One of the things I searched around for was a new spin on the Hot Toddy; legions of folks (and not just southerners) have long imbued the hot toddy with medicinal benefits, even if those benefits are a touch of rum to aid sleep and a sweet libation to coat a prickly throat.

This recipe for the Honey Bunny Hot Toddy popped up on the Garden and Gun website and made all of us feel better around our camp. Use fresh-squeezed lemon juice too – it’s chock full of vitamin C.

She Who Must Be Obeyed was able to fight off that flu knocking on the door too. It must have been the Toddy.

1 quart filtered water
1/4 cup peeled, sliced thin
1/2 cup honey
1/2 cinnamon stick
1/2 lemon juice, fresh squeezed so much better
2 oz. Corsair rum

Prepare the base. In a small saucepan, heat one quart filtered water, add the ginger and simmer for 15 minutes. Whisk in the honey until dissolved; add the lemon juice and cinnamon stick and simmer another 15 minutes (simmer mind you). Strain into a thermos to hold or into a pyrex cup if you’re going to consume all eight of the toddies the base yields.

Toddy time. Into your toddy glass pour 2 ounces of the rum and 4 ounces of the ginger-honey mixture. Stir with a fresh cinnamon stick and garnish with a piece or two of candied ginger if you’re in to that sort of treat.



Flashback Pheasant Tail Tutorial from Sparks Fly Company on Vimeo.



If you can’t be on the river first thing in the morning, this isn’t a bad view to kick off the day. A panoramic view from The Bozeman Angler counter, smack dab in the middle of downtown Bozangles courtesy of Jake.



Every now and then I really wonder why I do this at all.  I do enjoy the writing and getting to interact with everyone that we do.  But it’s a lot of work and stress sometimes.  There’s a lot of days when I just sit here and stare at the blank page and wonder what the hell to say that might actually matter a damn to somebody.  It’s harder than most people think to sit down and come up with something to say on a regular basis that is at least somewhat fresh and entertaining.

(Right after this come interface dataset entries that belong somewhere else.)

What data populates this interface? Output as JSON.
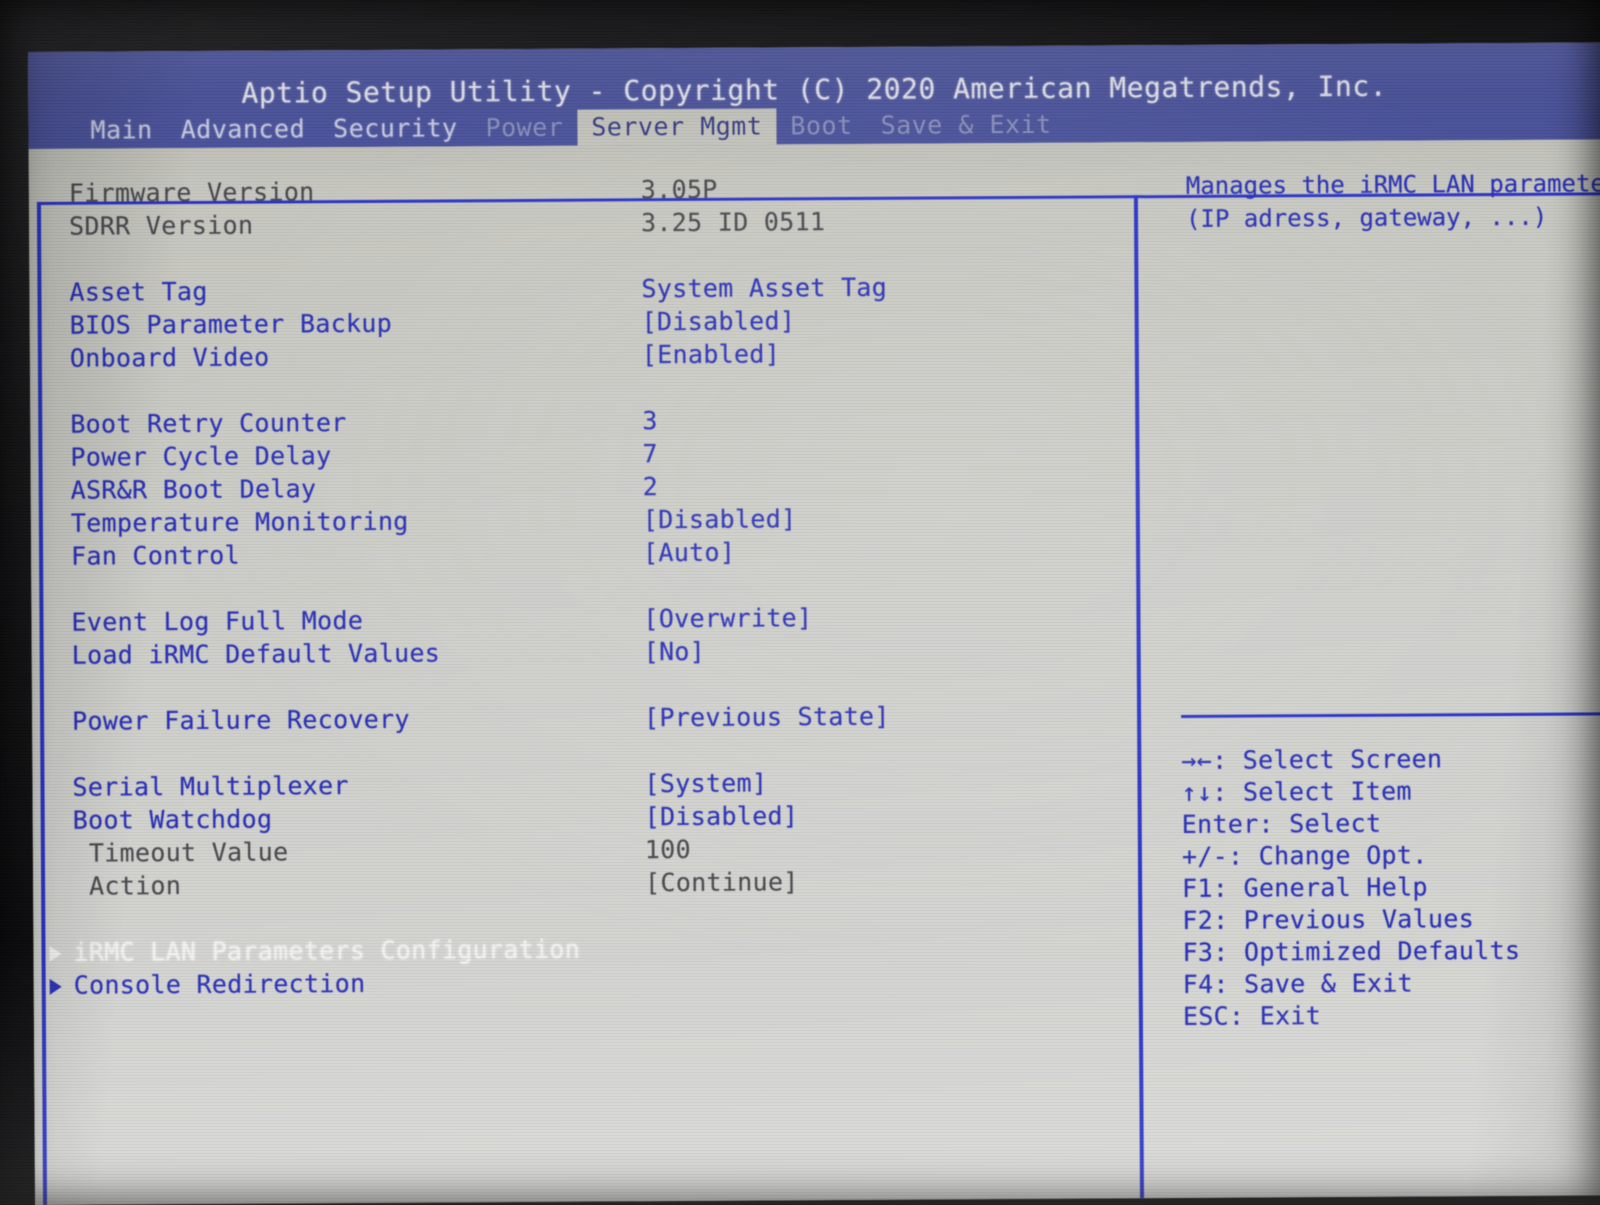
{
  "title": "Aptio Setup Utility - Copyright (C) 2020 American Megatrends, Inc.",
  "menu": {
    "tabs": [
      {
        "label": "Main",
        "state": "normal"
      },
      {
        "label": "Advanced",
        "state": "normal"
      },
      {
        "label": "Security",
        "state": "normal"
      },
      {
        "label": "Power",
        "state": "dim"
      },
      {
        "label": "Server Mgmt",
        "state": "active"
      },
      {
        "label": "Boot",
        "state": "dim"
      },
      {
        "label": "Save & Exit",
        "state": "dim"
      }
    ]
  },
  "settings": [
    {
      "label": "Firmware Version",
      "value": "3.05P",
      "style": "gray",
      "type": "info"
    },
    {
      "label": "SDRR Version",
      "value": "3.25 ID 0511",
      "style": "gray",
      "type": "info"
    },
    {
      "type": "spacer"
    },
    {
      "label": "Asset Tag",
      "value": "System Asset Tag",
      "style": "blue",
      "type": "text"
    },
    {
      "label": "BIOS Parameter Backup",
      "value": "[Disabled]",
      "style": "blue",
      "type": "option"
    },
    {
      "label": "Onboard Video",
      "value": "[Enabled]",
      "style": "blue",
      "type": "option"
    },
    {
      "type": "spacer"
    },
    {
      "label": "Boot Retry Counter",
      "value": "3",
      "style": "blue",
      "type": "number"
    },
    {
      "label": "Power Cycle Delay",
      "value": "7",
      "style": "blue",
      "type": "number"
    },
    {
      "label": "ASR&R Boot Delay",
      "value": "2",
      "style": "blue",
      "type": "number"
    },
    {
      "label": "Temperature Monitoring",
      "value": "[Disabled]",
      "style": "blue",
      "type": "option"
    },
    {
      "label": "Fan Control",
      "value": "[Auto]",
      "style": "blue",
      "type": "option"
    },
    {
      "type": "spacer"
    },
    {
      "label": "Event Log Full Mode",
      "value": "[Overwrite]",
      "style": "blue",
      "type": "option"
    },
    {
      "label": "Load iRMC Default Values",
      "value": "[No]",
      "style": "blue",
      "type": "option"
    },
    {
      "type": "spacer"
    },
    {
      "label": "Power Failure Recovery",
      "value": "[Previous State]",
      "style": "blue",
      "type": "option"
    },
    {
      "type": "spacer"
    },
    {
      "label": "Serial Multiplexer",
      "value": "[System]",
      "style": "blue",
      "type": "option"
    },
    {
      "label": "Boot Watchdog",
      "value": "[Disabled]",
      "style": "blue",
      "type": "option"
    },
    {
      "label": "Timeout Value",
      "value": "100",
      "style": "gray",
      "type": "number",
      "indent": true
    },
    {
      "label": "Action",
      "value": "[Continue]",
      "style": "gray",
      "type": "option",
      "indent": true
    },
    {
      "type": "spacer"
    },
    {
      "label": "iRMC LAN Parameters Configuration",
      "value": "",
      "style": "white",
      "type": "submenu",
      "selected": true
    },
    {
      "label": "Console Redirection",
      "value": "",
      "style": "blue",
      "type": "submenu",
      "selected": false
    }
  ],
  "help": {
    "lines": [
      "Manages the iRMC LAN parameters.",
      "(IP adress, gateway, ...)"
    ]
  },
  "keys": [
    {
      "key": "→←",
      "action": ": Select Screen"
    },
    {
      "key": "↑↓",
      "action": ": Select Item"
    },
    {
      "key": "Enter",
      "action": ": Select"
    },
    {
      "key": "+/-",
      "action": ": Change Opt."
    },
    {
      "key": "F1",
      "action": ": General Help"
    },
    {
      "key": "F2",
      "action": ": Previous Values"
    },
    {
      "key": "F3",
      "action": ": Optimized Defaults"
    },
    {
      "key": "F4",
      "action": ": Save & Exit"
    },
    {
      "key": "ESC",
      "action": ": Exit"
    }
  ],
  "colors": {
    "accent_blue": "#2a31b6",
    "frame_blue": "#2b34c8",
    "titlebar_blue": "#5159a2",
    "screen_bg": "#c9c9c2",
    "selected_text": "#f2f2ef",
    "readonly_gray": "#4b4b50"
  }
}
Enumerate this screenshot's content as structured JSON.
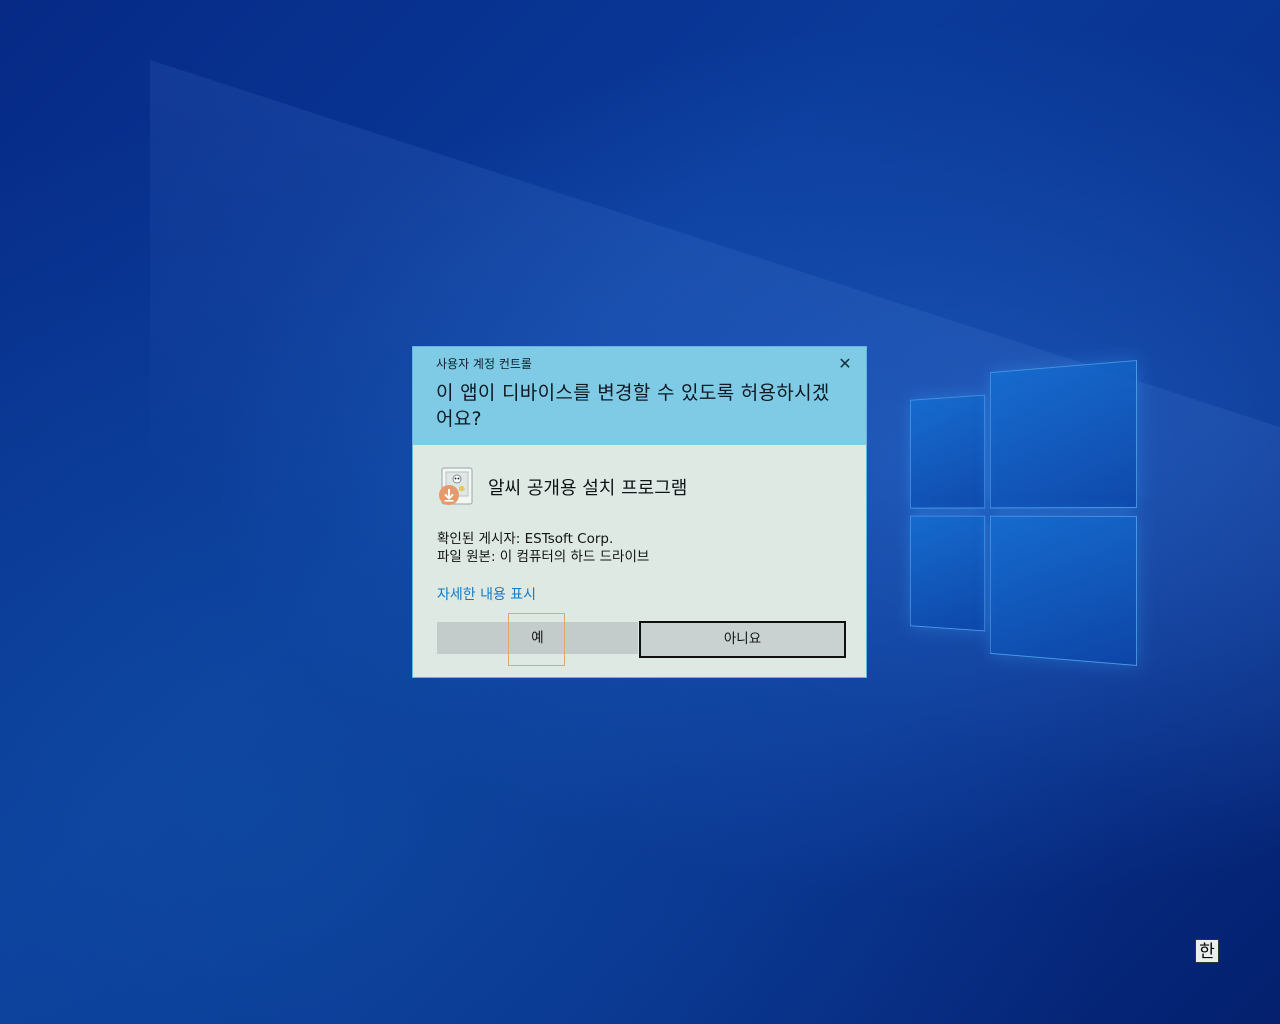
{
  "dialog": {
    "caption": "사용자 계정 컨트롤",
    "close_glyph": "✕",
    "question": "이 앱이 디바이스를 변경할 수 있도록 허용하시겠어요?",
    "app_name": "알씨 공개용 설치 프로그램",
    "publisher_line": "확인된 게시자: ESTsoft Corp.",
    "origin_line": "파일 원본: 이 컴퓨터의 하드 드라이브",
    "details_link": "자세한 내용 표시",
    "yes_label": "예",
    "no_label": "아니요"
  },
  "taskbar": {
    "ime_indicator": "한"
  },
  "icons": {
    "app": "installer-icon",
    "close": "close-icon"
  },
  "colors": {
    "header_bg": "#7fcbe6",
    "body_bg": "#dde9e2",
    "link": "#1779c4",
    "focus_ring": "#e4a862"
  }
}
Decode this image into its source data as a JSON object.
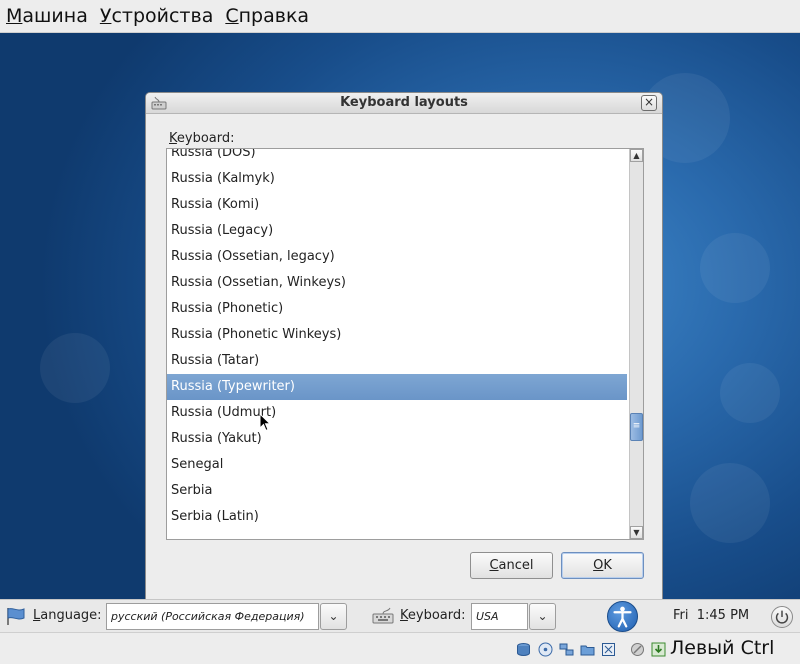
{
  "vm_menubar": {
    "items": [
      "Машина",
      "Устройства",
      "Справка"
    ]
  },
  "dialog": {
    "title": "Keyboard layouts",
    "keyboard_label": "Keyboard:",
    "items": [
      "Russia (DOS)",
      "Russia (Kalmyk)",
      "Russia (Komi)",
      "Russia (Legacy)",
      "Russia (Ossetian, legacy)",
      "Russia (Ossetian, Winkeys)",
      "Russia (Phonetic)",
      "Russia (Phonetic Winkeys)",
      "Russia (Tatar)",
      "Russia (Typewriter)",
      "Russia (Udmurt)",
      "Russia (Yakut)",
      "Senegal",
      "Serbia",
      "Serbia (Latin)"
    ],
    "selected_index": 9,
    "cancel_label": "Cancel",
    "ok_label": "OK"
  },
  "installer_bar": {
    "language_label": "Language:",
    "language_value": "русский (Российская Федерация)",
    "keyboard_label": "Keyboard:",
    "keyboard_value": "USA",
    "clock": "Fri  1:45 PM"
  },
  "vm_statusbar": {
    "host_key": "Левый Ctrl"
  },
  "colors": {
    "selection": "#6a95c8",
    "desktop": "#1f5a9c"
  }
}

Brantley and I had more than one conversation about this over the course of the summer.  At one point, and I believe it was during a float on the Mo, he turned to me and said something along the lines of “You do it because you make people happy.  At the end of the day that’s what matters.”  I don’t remember the exact quote as there was some gin involved by that point in the day, but you get the gist of it.

I got a phone call the other day at the shop from a friend of Brantley’s who has been reading Chi Wulff for some time now.  This gentleman, let’s call him CR, is a retired Navy SEAL who spends quite a bit of time overseas.  I had the privilege of meeting him once.  During the course of our call, he told me how much reading the blog makes him think of home when he’s gone.  That right there makes it all worth while.

A fly fishing blog is an interesting outlet.  Sure, we write about fly fishing, conservation issues, gear, and other industry news.  But it’s more than that.  Years ago a regular customer of mine who was significantly older and wiser than I was told me something I’ll never forget: “I don’t tell stories.  I share pieces of myself”.  And that’s exactly what happens.  You read back over the years and you can get the story of all of us here.  The ups, downs, twists and turns.  Kind of an interesting deal for a more private person like myself.

Any project or job has its ups and downs, but if you can find one that’s worth sticking with you can power through the doubts.  In the end, for me anyway, it comes down to the people reading this.  If we can make someone’s day a little bit better then it’s worth writing.  If someone can look over the pictures, posts, and videos and think of home while they’re gone, then it’s worth it.  We’ve been at this for almost 8 years, which is a long time when you think about it.

Thanks for making it worth while.



Switch it Up from scumliner media on Vimeo.



It’s almost time to see more and more ice along favorite waterways back home. Here’s a bit of shore ice on the upper Madison.